There's a lot to be said for preserving and giving a modern voice to traditional American music. The old sounds are, at the very least, comforting. Connecting with them in the digital age can seem like an act of political violence. The Bucking Mules are all about the old sound, of clawhammer banjo, high mountain fiddle and a classic AA:BB pattern. The 17 songs on "Smoke Behind The Clouds" are mostly traditional tunes drawn from the mountains and mill towns of the Carolina Piedmont and East Tennessee.
The Bucking Mules are a four-piece band, whose members all have roots in that corner of the U.S. that has spawned and nurtured this music for a couple of centuries now. This milieu is chiefly responsible for American country music, arising not only from the mountains and hollows, but also from the industrial towns of the region where Lintheads embraced the music of their forebears when they migrated to factory work.
It's a tradition worth preserving and re-connecting with. The Bucking Mules admirably apply their simple instrumentation to prove clear, crisp renditions of songs that are heard nowadays (if at all) from transcriptions from 78 records and two-track recordings.
Joseph Decosimo, Karen Celia Heil, Luke Richardson and Joseph DeJarnette comprise The Bucking Mules. Decosimo handles fiddle and banjo figures with skill. Hall is an accomplished guitarist in the region. Luke Richardson chips in on banjo, harmonica, and fiddle and vocals while Joseph DeJarnette provides a solid bass bottom. The players' love and respect for the music pervade "Smoke Behind The Clouds." They are one of today's practitioners of this simple, but fulsome music and with DeJarnette producing, have created an attractive recording to enjoy and return to.

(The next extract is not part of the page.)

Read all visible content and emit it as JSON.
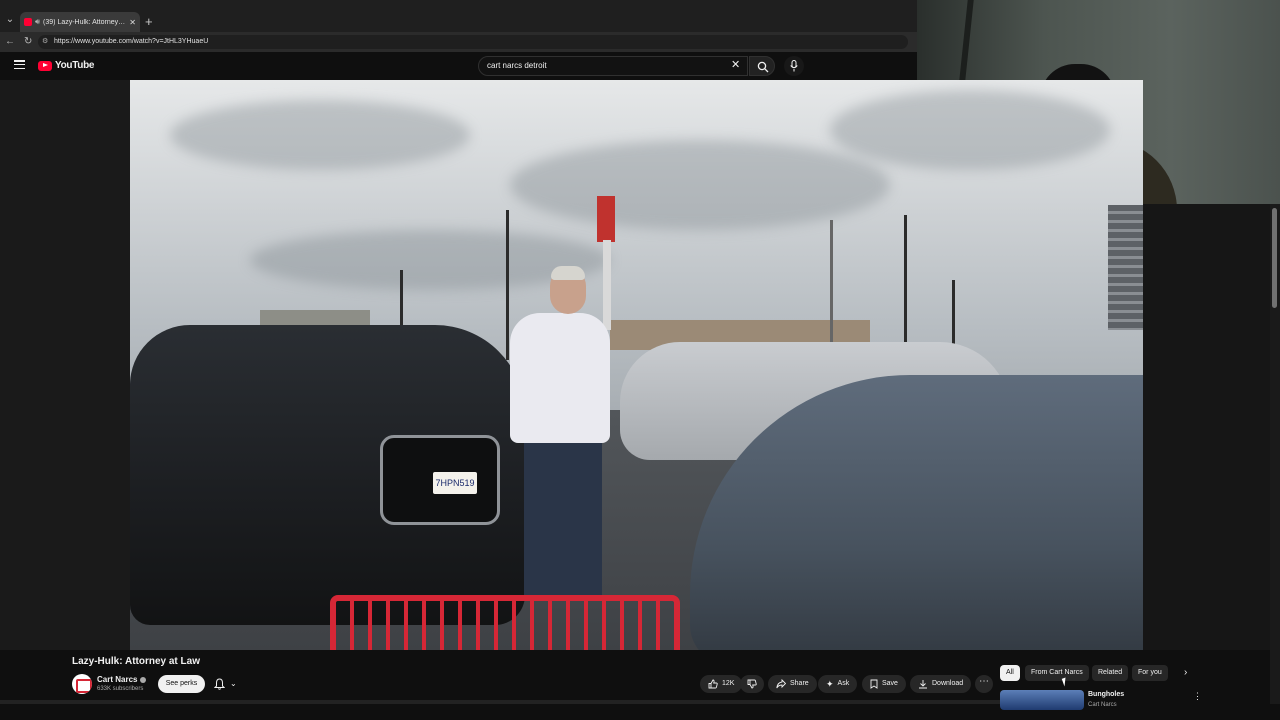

"Smoke Behind The Clouds" may not break any new ground - it has no such intention - but it invites the listener to join in The Bucking Mules' love of the music.